Today has involved a fair bit more reading of Clay Shirky, including the chapter where he describes how the revolution in technology and social tools completely changed the ability of Catholic laity to protest against sexual abuse by priests in Boston. When I’ve finished reading Here Comes Everybody, I’ll blog it in a series.
Family-wise, we’ve been giving Rebekah a severe lecture for knots in her hair that we had to cut out. She seems more obsessed with twiddling her hair (or that of school friends) than concentrating on her work. Being the mean parents we are, we are sending the hair we cut to her teacher.
I’ve also done some more Cross Rhythms reviewing today. A special word for Welsh singer-songwriter Phil Lewis (Facebook page here). Highly recommended for lovers of 80s-influenced pop-rock. He doesn’t have the big budget some artists have, but if he did I think he’d make a big impact. And for something different, Native North American worship music from Waking The Sound. There’s no way I would have heard that without being a CR reviewer. Quite extraordinary.
In other music news, I was delighted to receive an email from Vineyard Music UK announcing the release of a new CD by bluesy American worship guy Chris Lizotte. Nothing sugary about his stuff, even when the lyrical content is conventional. Here he is, singing Brighter Day with Crystal Lewis:

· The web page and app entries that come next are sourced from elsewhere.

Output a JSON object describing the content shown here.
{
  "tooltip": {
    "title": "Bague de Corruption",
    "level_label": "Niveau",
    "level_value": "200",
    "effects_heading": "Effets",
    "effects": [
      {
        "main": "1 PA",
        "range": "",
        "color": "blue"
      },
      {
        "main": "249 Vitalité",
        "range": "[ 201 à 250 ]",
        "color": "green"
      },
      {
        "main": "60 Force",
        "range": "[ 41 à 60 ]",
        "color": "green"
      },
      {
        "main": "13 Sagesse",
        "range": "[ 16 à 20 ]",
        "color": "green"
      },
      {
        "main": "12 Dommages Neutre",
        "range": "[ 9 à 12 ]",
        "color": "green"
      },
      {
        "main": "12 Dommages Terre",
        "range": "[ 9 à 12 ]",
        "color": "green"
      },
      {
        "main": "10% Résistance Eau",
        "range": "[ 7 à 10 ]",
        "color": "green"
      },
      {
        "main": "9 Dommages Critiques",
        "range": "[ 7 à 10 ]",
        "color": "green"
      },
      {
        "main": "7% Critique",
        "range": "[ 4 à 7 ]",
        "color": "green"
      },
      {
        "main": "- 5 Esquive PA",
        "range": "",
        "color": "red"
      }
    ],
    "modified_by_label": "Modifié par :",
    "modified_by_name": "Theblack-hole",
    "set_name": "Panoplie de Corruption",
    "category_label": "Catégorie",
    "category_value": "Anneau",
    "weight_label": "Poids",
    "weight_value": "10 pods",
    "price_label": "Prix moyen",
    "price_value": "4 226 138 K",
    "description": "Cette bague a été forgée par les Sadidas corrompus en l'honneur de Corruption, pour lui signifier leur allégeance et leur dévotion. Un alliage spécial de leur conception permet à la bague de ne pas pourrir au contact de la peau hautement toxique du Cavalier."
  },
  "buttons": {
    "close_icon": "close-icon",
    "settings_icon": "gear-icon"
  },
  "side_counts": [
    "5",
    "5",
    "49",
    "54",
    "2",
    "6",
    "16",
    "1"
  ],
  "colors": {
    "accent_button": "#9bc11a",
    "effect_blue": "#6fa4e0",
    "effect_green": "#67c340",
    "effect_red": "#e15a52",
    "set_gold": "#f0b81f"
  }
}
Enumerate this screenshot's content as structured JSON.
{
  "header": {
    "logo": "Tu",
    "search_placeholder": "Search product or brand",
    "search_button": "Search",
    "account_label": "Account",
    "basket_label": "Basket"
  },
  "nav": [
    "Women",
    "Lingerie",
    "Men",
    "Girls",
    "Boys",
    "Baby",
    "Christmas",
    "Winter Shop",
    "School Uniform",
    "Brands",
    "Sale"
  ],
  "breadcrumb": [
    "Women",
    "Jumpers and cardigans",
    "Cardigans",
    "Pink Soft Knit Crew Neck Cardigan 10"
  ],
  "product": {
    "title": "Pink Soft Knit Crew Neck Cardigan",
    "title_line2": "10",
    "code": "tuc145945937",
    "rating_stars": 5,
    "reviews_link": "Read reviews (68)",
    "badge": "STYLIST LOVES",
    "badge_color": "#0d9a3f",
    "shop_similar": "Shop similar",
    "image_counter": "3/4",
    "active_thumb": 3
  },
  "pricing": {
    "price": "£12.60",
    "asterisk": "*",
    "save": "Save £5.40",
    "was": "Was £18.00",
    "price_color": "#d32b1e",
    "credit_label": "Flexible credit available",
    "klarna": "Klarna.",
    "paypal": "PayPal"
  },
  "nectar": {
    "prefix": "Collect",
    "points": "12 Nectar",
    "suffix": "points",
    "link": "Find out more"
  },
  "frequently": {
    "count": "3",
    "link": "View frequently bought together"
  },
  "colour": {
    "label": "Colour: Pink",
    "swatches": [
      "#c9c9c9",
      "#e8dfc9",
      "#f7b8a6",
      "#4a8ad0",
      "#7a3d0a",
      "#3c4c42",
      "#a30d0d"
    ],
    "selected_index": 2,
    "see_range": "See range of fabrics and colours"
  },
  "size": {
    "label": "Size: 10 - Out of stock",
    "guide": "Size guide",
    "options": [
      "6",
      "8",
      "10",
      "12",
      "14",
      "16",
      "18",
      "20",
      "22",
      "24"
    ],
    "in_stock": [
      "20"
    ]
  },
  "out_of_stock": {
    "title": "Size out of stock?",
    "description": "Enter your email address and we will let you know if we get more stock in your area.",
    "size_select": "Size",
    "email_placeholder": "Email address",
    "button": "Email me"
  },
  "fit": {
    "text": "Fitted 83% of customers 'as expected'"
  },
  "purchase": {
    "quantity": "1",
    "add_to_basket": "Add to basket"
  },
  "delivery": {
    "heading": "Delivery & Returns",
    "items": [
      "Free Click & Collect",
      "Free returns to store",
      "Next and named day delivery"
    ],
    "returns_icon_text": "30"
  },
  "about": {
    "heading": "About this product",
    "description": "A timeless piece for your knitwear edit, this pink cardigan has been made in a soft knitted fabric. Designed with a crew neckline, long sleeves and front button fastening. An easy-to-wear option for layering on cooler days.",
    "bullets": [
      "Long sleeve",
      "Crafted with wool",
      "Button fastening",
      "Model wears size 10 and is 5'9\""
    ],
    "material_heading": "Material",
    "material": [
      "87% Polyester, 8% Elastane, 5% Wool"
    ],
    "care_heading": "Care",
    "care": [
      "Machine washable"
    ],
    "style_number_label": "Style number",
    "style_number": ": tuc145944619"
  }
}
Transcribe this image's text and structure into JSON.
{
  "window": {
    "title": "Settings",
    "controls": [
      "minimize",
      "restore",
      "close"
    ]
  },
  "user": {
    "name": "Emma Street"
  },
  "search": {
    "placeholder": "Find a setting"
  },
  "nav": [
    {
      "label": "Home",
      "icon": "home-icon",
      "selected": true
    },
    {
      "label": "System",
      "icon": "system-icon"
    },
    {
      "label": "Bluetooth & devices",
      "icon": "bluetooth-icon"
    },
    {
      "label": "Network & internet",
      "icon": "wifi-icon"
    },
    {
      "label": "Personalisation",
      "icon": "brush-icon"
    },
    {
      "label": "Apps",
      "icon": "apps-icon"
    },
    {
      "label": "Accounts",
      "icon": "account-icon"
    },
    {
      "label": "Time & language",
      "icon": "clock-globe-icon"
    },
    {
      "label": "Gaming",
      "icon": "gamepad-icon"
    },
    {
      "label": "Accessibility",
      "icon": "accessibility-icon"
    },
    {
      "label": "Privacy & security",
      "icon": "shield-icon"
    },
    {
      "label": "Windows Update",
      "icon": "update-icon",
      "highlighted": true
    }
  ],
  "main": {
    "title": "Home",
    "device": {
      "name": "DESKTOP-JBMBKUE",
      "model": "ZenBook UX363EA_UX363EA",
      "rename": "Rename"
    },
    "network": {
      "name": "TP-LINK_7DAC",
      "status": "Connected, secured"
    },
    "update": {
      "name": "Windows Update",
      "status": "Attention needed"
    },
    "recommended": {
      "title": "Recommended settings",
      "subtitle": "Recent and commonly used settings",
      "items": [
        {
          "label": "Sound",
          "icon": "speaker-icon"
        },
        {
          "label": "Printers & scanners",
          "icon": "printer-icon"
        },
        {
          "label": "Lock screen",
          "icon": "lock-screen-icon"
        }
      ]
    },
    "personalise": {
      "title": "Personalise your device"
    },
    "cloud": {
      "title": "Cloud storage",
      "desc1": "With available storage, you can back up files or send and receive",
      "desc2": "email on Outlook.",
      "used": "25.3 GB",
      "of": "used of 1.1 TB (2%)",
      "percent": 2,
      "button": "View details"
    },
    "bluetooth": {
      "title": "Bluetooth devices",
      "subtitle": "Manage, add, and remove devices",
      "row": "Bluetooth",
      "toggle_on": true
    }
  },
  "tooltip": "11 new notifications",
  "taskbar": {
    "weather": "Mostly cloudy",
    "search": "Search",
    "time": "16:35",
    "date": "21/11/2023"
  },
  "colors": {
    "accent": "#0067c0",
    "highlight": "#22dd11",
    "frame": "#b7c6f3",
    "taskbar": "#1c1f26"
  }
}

In technology news, The Guardian has a piece on the latest potential Google-killer. Wolfram Alpha claims to have found the holy grail of computing with the intelligence to understand human questions. It launches in May. It’s confusing that it’s caused Alpha: it sounds like it hasn’t even reached beta status. However, you can apply to participate in the beta testing on the site. It only seems months since the last Google-killer was announced and hyped, only to be ruined by bloggers (including obscure ones like me) pointing out that it didn’t deliver good results. I wonder whether this will be any different.